Described by Mark Guttenbrunner as the “Museum Approach,” technology preservation is listed by UNESCO’s Guidelines for the Preservation of Digital Heritage as a “short term strategy” only. Software emulation and/or migration receive the most attention for maintaining access to the games. While important, this raises two challenges. First, concerns from proprietary formats and copyright protections (which emulation may or may not violate) argue in favor for hardware maintenance. Second, the focus on software often overlooks the need for archives like the UTVA and the Department of Special Collections at Stanford which houses the Stephen M. Cabrinety Collection in the History of Microcomputing to preserve the physical artifacts as objects of curation in and of themselves. In his 2004 talk at the Electronic Media Group annual meeting of the American Institute for Conservation of Historic and Artistic Works, Henry Lowood describes computer games as “software, as technology, and as performances.” Technology preservation can help to provide access to authentic performances by allowing one to play, for example, an original Vectrex, coupling the artifact to the activity.

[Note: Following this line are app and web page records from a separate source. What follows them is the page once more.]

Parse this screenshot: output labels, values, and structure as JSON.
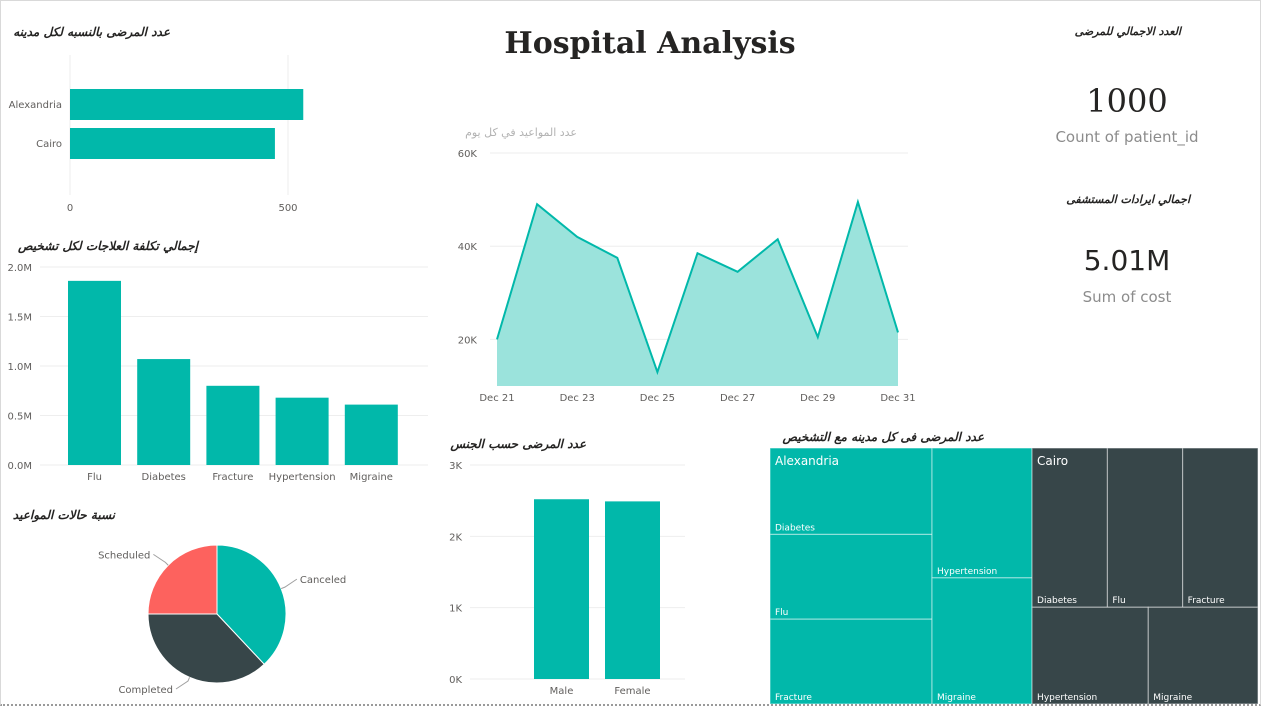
{
  "dashboard": {
    "title": "Hospital Analysis"
  },
  "cards": {
    "patients": {
      "title": "العدد الاجمالي للمرضى",
      "value": "1000",
      "label": "Count of patient_id"
    },
    "revenue": {
      "title": "اجمالي ايرادات المستشفى",
      "value": "5.01M",
      "label": "Sum of cost"
    }
  },
  "colors": {
    "teal": "#01b8aa",
    "teal_light": "#9be3dc",
    "dark": "#374649",
    "red": "#fd625e",
    "grid": "#eeeeee",
    "axis": "#605e5c"
  },
  "chart_data": [
    {
      "id": "city_patients",
      "type": "bar",
      "orientation": "horizontal",
      "title": "عدد المرضى بالنسبه لكل مدينه",
      "categories": [
        "Alexandria",
        "Cairo"
      ],
      "values": [
        535,
        470
      ],
      "xlim": [
        0,
        600
      ],
      "xticks": [
        0,
        500
      ],
      "xtick_labels": [
        "0",
        "500"
      ]
    },
    {
      "id": "diagnosis_cost",
      "type": "bar",
      "title": "إجمالي تكلفة العلاجات لكل تشخيص",
      "categories": [
        "Flu",
        "Diabetes",
        "Fracture",
        "Hypertension",
        "Migraine"
      ],
      "values": [
        1860000,
        1070000,
        800000,
        680000,
        610000
      ],
      "ylim": [
        0,
        2000000
      ],
      "yticks": [
        0,
        500000,
        1000000,
        1500000,
        2000000
      ],
      "ytick_labels": [
        "0.0M",
        "0.5M",
        "1.0M",
        "1.5M",
        "2.0M"
      ]
    },
    {
      "id": "appointments_daily",
      "type": "area",
      "title": "عدد المواعيد في كل يوم",
      "x": [
        "Dec 21",
        "Dec 22",
        "Dec 23",
        "Dec 24",
        "Dec 25",
        "Dec 26",
        "Dec 27",
        "Dec 28",
        "Dec 29",
        "Dec 30",
        "Dec 31"
      ],
      "values": [
        20000,
        49000,
        42000,
        37500,
        13000,
        38500,
        34500,
        41500,
        20500,
        49500,
        21500
      ],
      "x_tick_labels": [
        "Dec 21",
        "Dec 23",
        "Dec 25",
        "Dec 27",
        "Dec 29",
        "Dec 31"
      ],
      "ylim": [
        10000,
        60000
      ],
      "yticks": [
        20000,
        40000,
        60000
      ],
      "ytick_labels": [
        "20K",
        "40K",
        "60K"
      ]
    },
    {
      "id": "gender_patients",
      "type": "bar",
      "title": "عدد المرضى حسب الجنس",
      "categories": [
        "Male",
        "Female"
      ],
      "values": [
        2520,
        2490
      ],
      "ylim": [
        0,
        3000
      ],
      "yticks": [
        0,
        1000,
        2000,
        3000
      ],
      "ytick_labels": [
        "0K",
        "1K",
        "2K",
        "3K"
      ]
    },
    {
      "id": "appointment_status",
      "type": "pie",
      "title": "نسبة حالات المواعيد",
      "slices": [
        {
          "label": "Canceled",
          "value": 38
        },
        {
          "label": "Completed",
          "value": 37
        },
        {
          "label": "Scheduled",
          "value": 25
        }
      ]
    },
    {
      "id": "city_diagnosis",
      "type": "treemap",
      "title": "عدد المرضى فى كل مدينه مع التشخيص",
      "groups": [
        {
          "name": "Alexandria",
          "value": 537,
          "children": [
            {
              "name": "Diabetes",
              "value": 112
            },
            {
              "name": "Flu",
              "value": 110
            },
            {
              "name": "Fracture",
              "value": 110
            },
            {
              "name": "Hypertension",
              "value": 104
            },
            {
              "name": "Migraine",
              "value": 101
            }
          ]
        },
        {
          "name": "Cairo",
          "value": 463,
          "children": [
            {
              "name": "Diabetes",
              "value": 96
            },
            {
              "name": "Flu",
              "value": 96
            },
            {
              "name": "Fracture",
              "value": 96
            },
            {
              "name": "Hypertension",
              "value": 90
            },
            {
              "name": "Migraine",
              "value": 85
            }
          ]
        }
      ]
    }
  ]
}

The dearth of literature specific to console/hardware preservation is hardly surprising. Video game preservation must first overcome the same bias that once affected movies and television shows. Viewed by some as mere entertainment, a case must be made that video games are worth preserving at all. Another issue comes from the game industry itself. The newest console systems receive the lion’s share of attention from consumers. It makes little economic sense for companies like Nintendo to continually offer support for “obsolete” systems. With little to no official support and no new consoles being manufactured, the University of Michigan Computer & Video Game Archive (CVGA), for example, preserves its older systems by making in-house repairs, by replacing broken parts, or by acquiring new consoles through secondary markets or donations. One can quickly see why hardware preservation is labeled by UNESCO as short-term only. With time, both replacement items and the expertise necessary to effect repairs on legacy consoles will cease to be available.
At the same time, there exist avid fan communities for legacy game systems like the Atari 2600, and these groups are responsible for a great deal of information found online. While positioned outside of normal academic publishing circles, these experts can be valuable allies for cultural heritage institutions. And in Grand Theft Archive, Gooding and Terras utilized numerous sources of information including “Internet message boards, mailing lists, forums, Wikis, and blogs” (24) in their study of computer game preservation. All aspects of the knowing community likely have something to offer to collection curators.
Please check back next time for more on the literature review!